Drivers whose cars conk out often hitch a ride back to the pits with the winner during the latter's victory lap, especially as the reverse is not possible. Often, this is a compromise after the winner refuses to let the loser chain his vehicle behind the winner's to get a tow.
Recently, the FIA has restricted what a Formula One driver may do on his victory lap. Its rules state that "all cars must proceed directly to the parc fermé without stopping, without overtaking (unless clearly necessary), without receiving any object whatsoever (though drinks may be "freshened up"), and without touching their wee-wees (unless clearly necessary)." The parc fermé is just outside Paris.
edit Polish victory lap
A Polish victory lap is a victory lap where the driver turns his car around and drives in the opposite direction.
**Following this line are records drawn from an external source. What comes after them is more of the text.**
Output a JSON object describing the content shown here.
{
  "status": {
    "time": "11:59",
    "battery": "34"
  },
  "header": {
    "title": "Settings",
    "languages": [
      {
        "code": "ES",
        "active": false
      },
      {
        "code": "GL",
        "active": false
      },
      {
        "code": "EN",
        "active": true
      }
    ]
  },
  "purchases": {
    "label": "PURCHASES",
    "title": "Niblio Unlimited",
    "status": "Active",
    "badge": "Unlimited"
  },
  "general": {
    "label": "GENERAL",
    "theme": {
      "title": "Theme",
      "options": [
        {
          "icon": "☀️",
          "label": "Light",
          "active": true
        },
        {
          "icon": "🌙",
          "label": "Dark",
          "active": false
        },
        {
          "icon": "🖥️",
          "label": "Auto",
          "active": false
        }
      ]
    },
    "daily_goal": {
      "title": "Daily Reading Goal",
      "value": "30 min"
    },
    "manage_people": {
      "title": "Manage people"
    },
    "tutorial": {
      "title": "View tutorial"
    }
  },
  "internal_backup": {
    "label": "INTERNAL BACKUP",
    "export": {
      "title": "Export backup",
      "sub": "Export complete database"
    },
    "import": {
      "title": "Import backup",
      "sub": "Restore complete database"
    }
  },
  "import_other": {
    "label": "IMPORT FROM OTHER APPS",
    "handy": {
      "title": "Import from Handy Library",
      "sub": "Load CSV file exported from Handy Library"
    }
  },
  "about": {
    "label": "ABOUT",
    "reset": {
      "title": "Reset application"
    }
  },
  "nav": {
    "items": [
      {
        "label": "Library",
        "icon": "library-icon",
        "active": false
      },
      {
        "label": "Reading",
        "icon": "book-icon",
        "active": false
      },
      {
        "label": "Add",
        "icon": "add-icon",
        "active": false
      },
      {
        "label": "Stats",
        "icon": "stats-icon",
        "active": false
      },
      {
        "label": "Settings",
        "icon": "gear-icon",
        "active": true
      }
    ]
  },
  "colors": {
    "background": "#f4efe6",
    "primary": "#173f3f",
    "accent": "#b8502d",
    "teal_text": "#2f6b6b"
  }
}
As well as defiantly flouting the rules of competition — a notion assisted if he first steals the checkered flag — this lets him show himself to the fans out of the driver's-seat window of his car, rather than hiding from the grandstand as he had been doing during the entire race.
It is called Polish to honor Alan Kulwicki, who drove the first clockwise victory lap to celebrate his victory in the 1988 Labatt's Solo cup. A Ford engineer slapped Kulwicki on the back and said, "What are you, a Polack or something?" Imagine his mortification.
The term became widespread after Kulwicki's death from a high-speed head-on collision. Hours after Kulwicki's death, Peter Jellen drove Kulwicki’s racecar hauler the wrong way down Bristol Motor Speedway. Two days later, Michael Waltrip honored his short-track foe by mimicking his stunt. Rusty Wallace drove the wrong way during each race of the 1993 season. It caught on so quickly that most American race tracks on the NASCAR circuit have been declared two-way thoroughfares, despite the sudden need for NO PASSING zones.
edit Negro victory lap
Most of the administration of U.S. President Barack Obama was one gavel-to-gavel victory lap. The lap technically began in September 2008, four months before he officially received his Obama-pen and Obama-phone, when it became clear that John McCain would fire any aide who either referred to Obama's middle name or his country of origin. Obama drove neither clockwise nor counterclockwise, but generally conducted his victory lap by inviting Congressional leaders to drive to the White House to participate in a bi-partisan unity government by agreeing to all his bills without any amendments.
Part of this "victory lap" was spent in Europe, where the President called himself a "citizen of the world" and announced that ocean levels were about to start receding. European leaders lapped this up, as it would allow new islands to surface in the middle of the Atlantic Ocean that they could go to war over. Obama took additional victory laps after his party's notorious defeats in 2010 and 2014.
The Presidential "victory lap" has now become an American tradition. New Presidents spend that giddy first week in the Oval Office writing and signing Executive Orders before the lawyers have had a chance to think them through. For instance, during Donald Trump's victory lap in 2017, he took decisive, unilateral action to protect The Homeland by ensuring that foreign students who go to Montreal for the weekend cannot get back in.